Political campaign bandanna for Grover Cleveland (1837-1908) and Allen G. Thurman (1813-1895); red, white and black with eagle, crossed cannons and flag at top; bust portraits of Cleveland and Thurman; legend reads "For President / Grover Cleveland / of New York / For Vice President / Allen G. Thurman / of / Ohio / Public Office / A Public Trust"; crossed flags bear legends "Tariff Reform / For Revenue Only / No Surplus / Low Taxes"; also "The Union For Ever" between portraits; wooden frame with glass.

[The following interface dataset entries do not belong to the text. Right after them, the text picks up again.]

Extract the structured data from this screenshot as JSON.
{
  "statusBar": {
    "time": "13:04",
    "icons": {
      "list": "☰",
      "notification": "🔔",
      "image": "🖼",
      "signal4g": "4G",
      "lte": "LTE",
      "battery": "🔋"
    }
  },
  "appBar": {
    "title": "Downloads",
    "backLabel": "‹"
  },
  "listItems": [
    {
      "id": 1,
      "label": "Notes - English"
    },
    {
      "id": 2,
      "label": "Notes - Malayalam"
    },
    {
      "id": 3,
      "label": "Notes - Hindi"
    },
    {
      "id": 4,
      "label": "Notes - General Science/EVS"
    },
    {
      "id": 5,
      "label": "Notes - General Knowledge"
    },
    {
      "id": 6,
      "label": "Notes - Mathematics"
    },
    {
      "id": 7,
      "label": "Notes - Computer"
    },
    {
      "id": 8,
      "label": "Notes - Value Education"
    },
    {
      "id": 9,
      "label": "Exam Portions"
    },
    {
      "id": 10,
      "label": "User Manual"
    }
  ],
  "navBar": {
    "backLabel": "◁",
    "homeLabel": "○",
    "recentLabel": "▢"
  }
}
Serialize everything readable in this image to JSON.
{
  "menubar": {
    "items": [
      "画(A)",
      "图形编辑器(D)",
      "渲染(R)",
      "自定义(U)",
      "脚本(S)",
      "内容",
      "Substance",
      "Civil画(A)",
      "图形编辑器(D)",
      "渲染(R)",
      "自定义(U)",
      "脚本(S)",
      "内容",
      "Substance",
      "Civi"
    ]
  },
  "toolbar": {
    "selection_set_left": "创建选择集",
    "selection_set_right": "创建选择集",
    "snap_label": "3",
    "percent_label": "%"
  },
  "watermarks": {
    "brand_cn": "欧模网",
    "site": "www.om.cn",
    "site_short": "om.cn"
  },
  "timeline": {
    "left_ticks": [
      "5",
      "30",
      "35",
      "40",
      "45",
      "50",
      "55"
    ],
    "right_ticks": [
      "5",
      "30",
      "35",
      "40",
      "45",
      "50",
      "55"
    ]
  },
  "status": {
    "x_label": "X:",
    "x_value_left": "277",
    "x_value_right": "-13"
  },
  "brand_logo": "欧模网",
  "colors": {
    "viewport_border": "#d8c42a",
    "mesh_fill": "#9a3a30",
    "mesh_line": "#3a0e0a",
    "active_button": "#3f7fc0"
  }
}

The 1888 presidential campaign is marked by the vast number of political objects produced. Many of the items championing sitting president Grover Cleveland (1837-1908) include a rooster as the symbol of the Democratic party, or crossed brooms, signifying that the candidates would "sweep clean the stables of government." Cleveland and his running mate, Allen G. Thurman (1813-1895) lost to Republicans Benjamin Harrison (1833-1901) and Levi P. Morton (1824-1920). Cleveland was Mayor of Buffalo, New York in 1882 and Governor of New York from 1883 to 1884. He served two terms as President of the United States, from 1885 to 1889 and from 1893 to 1897, but lost the election between his two terms when running with Thurman. Thurman was a Senator for Ohio from 1869 to 1881.